Dealernews was also conducting its Top 100 Dealer Awards ceremony today. Suzuki walked away with the 2012 Vehicle Brand of the Year for having the most franchised dealerships in the Top 100. PowerSports of Joplin of Joplin, Missouri, received a Special Merit for Community Involvement award for its role after the devastating tornado
John Parham from J&P Cycles receives the Lifetime Achievement Award from Don Emde at the Dealernews Top 100 Dealers luncheon.
that struck the town last year. But the most emotional moment of the day took place when John Parham took the stage to receive the Don J. Brown Lifetime Achievement Award during the ceremony. Parham not only built J&P Cycles into an aftermarket giant, he is the driving force behind the wonderful National Motorcycle Museum in Anamosa, Iowa. He and his lovely wife Jill passed the reins of J&P Cycles down last year but still dedicate themselves to ensuring the prosperity of the museum for future generations. During his acceptance speech Parham touched on his recent battle against lung disease and brought to light how precious every day is, something we take for granted with the frenetic lives we lead. The Parhams received a standing ovation from the appreciative crowd.

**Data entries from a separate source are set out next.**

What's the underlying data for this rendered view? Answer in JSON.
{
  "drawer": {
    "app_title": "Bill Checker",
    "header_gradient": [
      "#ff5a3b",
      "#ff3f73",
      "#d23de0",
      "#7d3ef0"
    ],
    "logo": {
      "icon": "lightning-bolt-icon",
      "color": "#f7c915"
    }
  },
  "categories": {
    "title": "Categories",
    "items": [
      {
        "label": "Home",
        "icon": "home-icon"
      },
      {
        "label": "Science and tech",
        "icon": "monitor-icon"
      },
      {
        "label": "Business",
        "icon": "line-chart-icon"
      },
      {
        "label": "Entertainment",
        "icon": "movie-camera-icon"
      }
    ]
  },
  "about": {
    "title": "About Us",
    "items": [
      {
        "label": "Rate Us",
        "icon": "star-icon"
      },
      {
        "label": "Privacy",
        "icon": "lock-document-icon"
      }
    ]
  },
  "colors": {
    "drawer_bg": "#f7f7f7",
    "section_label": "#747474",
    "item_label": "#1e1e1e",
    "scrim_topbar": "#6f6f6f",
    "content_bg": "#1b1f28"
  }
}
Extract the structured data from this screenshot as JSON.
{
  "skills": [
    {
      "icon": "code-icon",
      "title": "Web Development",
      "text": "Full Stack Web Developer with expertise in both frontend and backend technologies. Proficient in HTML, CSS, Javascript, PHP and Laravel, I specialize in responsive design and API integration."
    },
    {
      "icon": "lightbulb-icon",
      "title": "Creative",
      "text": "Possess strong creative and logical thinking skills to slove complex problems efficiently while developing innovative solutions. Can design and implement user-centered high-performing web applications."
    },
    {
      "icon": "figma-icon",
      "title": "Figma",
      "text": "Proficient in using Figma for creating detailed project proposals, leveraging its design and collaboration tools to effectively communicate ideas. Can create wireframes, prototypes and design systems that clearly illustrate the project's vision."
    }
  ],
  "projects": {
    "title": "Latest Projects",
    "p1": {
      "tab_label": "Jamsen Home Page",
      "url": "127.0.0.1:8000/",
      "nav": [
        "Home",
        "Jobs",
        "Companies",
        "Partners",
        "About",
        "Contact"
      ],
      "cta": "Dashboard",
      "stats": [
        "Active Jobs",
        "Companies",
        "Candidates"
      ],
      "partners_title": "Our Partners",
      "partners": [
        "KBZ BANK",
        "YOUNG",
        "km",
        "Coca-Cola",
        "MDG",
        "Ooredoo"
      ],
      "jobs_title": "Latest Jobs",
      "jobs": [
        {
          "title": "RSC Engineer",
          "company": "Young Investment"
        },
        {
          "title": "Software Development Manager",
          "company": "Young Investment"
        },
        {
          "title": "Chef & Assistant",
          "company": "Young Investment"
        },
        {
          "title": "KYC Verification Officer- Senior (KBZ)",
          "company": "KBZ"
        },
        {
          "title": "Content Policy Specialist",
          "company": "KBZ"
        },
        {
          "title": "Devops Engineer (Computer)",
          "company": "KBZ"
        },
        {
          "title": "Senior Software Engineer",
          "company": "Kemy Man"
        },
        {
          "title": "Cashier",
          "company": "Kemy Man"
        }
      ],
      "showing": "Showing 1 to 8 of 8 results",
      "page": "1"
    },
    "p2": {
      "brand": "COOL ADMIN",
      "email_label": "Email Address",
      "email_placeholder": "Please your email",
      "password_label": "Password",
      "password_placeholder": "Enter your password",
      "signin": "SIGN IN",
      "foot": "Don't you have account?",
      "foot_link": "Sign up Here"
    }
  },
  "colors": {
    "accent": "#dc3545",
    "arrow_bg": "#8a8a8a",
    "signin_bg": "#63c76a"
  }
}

This scratches the surface of all we saw on the first day of Dealer Expo 2012 but many of the storylines we’re saving for more in-depth feature articles. Besides that, it’s late and we have to be up early tomorrow so we can do it all over again, so stay tuned.